* INSTRUCTIONS TO FOLLOW: Gather all lines from the material that contain "cache".

* DATA LISTING:
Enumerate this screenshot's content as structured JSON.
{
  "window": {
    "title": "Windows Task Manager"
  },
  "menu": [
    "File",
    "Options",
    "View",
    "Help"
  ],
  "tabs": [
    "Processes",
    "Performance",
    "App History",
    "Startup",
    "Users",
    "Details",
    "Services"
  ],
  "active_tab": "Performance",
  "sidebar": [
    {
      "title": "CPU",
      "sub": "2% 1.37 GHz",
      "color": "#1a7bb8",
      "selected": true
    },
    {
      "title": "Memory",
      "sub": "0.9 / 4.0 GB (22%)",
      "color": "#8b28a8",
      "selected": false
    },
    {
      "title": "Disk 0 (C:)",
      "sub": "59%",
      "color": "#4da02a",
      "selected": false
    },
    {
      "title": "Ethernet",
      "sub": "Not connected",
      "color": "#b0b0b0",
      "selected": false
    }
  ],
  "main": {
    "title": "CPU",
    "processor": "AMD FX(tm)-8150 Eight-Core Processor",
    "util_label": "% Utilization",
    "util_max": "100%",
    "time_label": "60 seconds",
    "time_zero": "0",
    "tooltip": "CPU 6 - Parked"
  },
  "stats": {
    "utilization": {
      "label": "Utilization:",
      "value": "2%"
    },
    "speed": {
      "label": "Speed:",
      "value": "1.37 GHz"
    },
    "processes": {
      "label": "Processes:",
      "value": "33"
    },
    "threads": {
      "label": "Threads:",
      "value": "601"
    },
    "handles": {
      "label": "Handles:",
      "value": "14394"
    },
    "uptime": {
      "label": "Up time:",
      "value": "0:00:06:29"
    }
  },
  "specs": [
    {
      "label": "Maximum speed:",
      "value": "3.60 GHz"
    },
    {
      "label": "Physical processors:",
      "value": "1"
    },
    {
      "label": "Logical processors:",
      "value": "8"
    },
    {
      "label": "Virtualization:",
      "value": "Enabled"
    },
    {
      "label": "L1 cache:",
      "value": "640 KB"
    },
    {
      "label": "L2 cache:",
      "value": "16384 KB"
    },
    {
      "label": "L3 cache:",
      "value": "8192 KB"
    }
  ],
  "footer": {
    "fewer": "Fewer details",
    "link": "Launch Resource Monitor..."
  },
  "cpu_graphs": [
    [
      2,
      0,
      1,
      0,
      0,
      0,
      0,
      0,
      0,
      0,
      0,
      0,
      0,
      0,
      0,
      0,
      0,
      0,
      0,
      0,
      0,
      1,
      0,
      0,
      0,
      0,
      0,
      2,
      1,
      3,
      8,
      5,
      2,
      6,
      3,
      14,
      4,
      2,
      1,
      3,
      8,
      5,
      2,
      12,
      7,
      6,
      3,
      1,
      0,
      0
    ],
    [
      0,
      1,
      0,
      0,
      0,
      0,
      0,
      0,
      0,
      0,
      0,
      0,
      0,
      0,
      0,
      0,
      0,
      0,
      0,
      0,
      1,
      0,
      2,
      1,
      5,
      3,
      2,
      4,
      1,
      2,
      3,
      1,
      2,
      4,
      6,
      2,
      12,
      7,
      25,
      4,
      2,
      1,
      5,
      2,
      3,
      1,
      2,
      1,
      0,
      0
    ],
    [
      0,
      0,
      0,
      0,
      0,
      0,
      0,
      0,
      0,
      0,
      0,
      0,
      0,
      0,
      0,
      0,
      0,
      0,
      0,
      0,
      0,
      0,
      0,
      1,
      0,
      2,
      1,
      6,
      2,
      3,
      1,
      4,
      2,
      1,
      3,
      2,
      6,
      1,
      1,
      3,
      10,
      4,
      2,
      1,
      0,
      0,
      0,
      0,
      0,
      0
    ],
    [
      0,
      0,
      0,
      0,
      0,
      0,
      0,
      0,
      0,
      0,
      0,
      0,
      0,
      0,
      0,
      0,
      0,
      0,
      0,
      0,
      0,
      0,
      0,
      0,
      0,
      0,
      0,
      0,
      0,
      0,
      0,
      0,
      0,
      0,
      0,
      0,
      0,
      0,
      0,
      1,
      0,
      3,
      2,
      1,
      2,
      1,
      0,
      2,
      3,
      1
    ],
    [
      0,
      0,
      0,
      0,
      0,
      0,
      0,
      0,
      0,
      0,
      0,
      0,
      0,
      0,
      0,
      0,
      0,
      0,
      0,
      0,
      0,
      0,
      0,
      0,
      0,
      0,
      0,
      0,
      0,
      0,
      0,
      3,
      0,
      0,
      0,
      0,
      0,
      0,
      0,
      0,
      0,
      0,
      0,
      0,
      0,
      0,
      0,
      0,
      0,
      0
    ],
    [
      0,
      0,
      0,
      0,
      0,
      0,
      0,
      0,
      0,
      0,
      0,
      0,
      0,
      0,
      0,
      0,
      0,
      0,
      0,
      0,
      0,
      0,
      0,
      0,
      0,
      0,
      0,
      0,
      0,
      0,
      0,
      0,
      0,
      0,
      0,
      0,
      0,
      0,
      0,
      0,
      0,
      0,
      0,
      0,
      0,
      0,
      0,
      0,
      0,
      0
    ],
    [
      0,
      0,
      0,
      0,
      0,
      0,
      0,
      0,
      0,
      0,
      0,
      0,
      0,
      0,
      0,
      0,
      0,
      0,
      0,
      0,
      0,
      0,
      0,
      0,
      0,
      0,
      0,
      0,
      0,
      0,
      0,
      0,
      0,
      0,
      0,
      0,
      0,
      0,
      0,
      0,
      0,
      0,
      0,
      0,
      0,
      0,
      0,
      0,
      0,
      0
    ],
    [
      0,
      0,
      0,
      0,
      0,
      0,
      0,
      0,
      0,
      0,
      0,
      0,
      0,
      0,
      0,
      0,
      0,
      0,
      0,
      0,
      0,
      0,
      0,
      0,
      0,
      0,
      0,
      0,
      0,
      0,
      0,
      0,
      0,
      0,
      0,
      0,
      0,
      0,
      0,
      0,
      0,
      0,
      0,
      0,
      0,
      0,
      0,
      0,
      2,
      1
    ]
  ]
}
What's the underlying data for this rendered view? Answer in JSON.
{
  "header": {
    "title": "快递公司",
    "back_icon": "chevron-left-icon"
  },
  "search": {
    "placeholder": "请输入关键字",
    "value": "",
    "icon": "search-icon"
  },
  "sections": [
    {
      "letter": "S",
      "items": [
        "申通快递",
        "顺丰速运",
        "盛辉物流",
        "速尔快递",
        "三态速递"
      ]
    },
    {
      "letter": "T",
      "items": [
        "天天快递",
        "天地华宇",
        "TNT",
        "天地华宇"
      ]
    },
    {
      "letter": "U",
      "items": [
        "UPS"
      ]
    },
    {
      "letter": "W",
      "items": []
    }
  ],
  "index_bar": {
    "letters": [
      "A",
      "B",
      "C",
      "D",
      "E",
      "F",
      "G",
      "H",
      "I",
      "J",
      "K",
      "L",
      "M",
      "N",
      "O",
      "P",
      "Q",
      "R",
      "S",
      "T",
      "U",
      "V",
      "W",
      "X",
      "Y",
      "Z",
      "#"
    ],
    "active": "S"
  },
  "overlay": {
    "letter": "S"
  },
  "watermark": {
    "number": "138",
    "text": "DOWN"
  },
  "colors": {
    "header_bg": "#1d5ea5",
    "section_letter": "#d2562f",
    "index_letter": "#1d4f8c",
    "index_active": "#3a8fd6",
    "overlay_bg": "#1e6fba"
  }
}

* FINISHED TASK:
      "label": "L1 cache:",
      "label": "L2 cache:",
      "label": "L3 cache:",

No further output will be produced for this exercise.